- Ruhe A, Fejer R, Walker B: The test-retest reliability of centre of pressure measures in bipedal static task conditions–a systematic review of the literature. Gait Posture 2010, 32: 436-445. 10.1016/j.gaitpost.2010.09.012View ArticlePubMedGoogle Scholar
- Allen TJ, Leung M, Proske U: The effect of fatigue from exercise on human limb position sense. J Physiol 2010, 588: 1369-1377. 10.1113/jphysiol.2010.187732PubMed CentralView ArticlePubMedGoogle Scholar
- Vuillerme N, Boisgontier M: Muscle fatigue degrades force sense at the ankle joint. Gait Posture 2008, 28: 521-524. 10.1016/j.gaitpost.2008.03.005View ArticlePubMedGoogle Scholar
- Winter DA: Unified theory regarding A/P and M/L balance in quiet stance. J Neurophysiol 1996, 75: 2334-2343.PubMedGoogle Scholar
- Day BL, Steiger MJ, Thompson PD, Marsden CD: Effect of vision and stance width on human body motion when standing: implications for afferent control of lateral sway.

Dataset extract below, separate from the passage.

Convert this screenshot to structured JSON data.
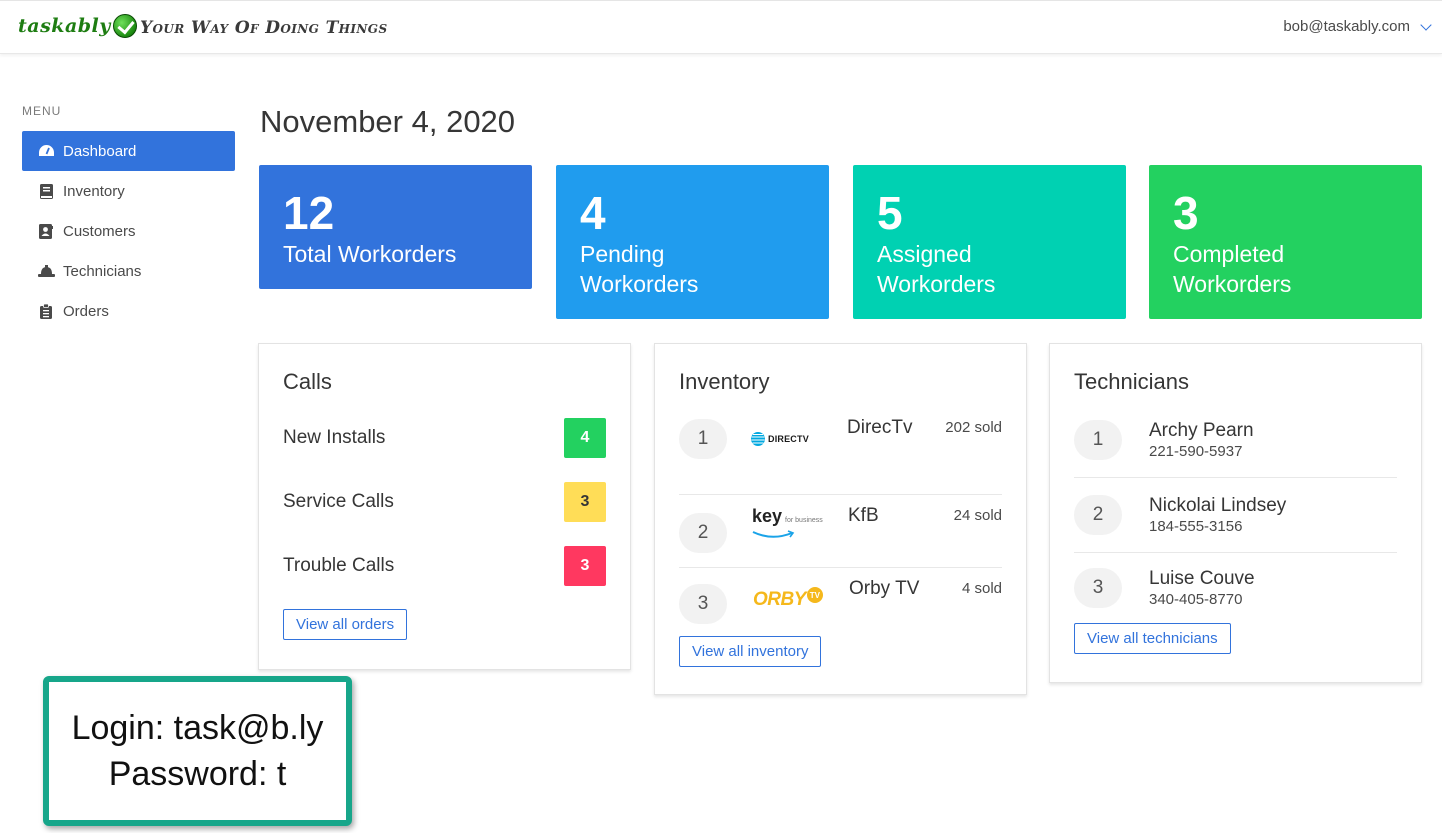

J Physiol 1993, 469: 479-499.PubMed CentralView ArticlePubMedGoogle Scholar
- Advanced Mechanical Technology Inc: BioAnalysis Version 2.2. MA: Watertown; 2004.Google Scholar
This article is published under license to BioMed Central Ltd. This is an Open Access article distributed under the terms of the Creative Commons Attribution License (http://creativecommons.org/licenses/by/2.0), which permits unrestricted use, distribution, and reproduction in any medium, provided the original work is properly cited.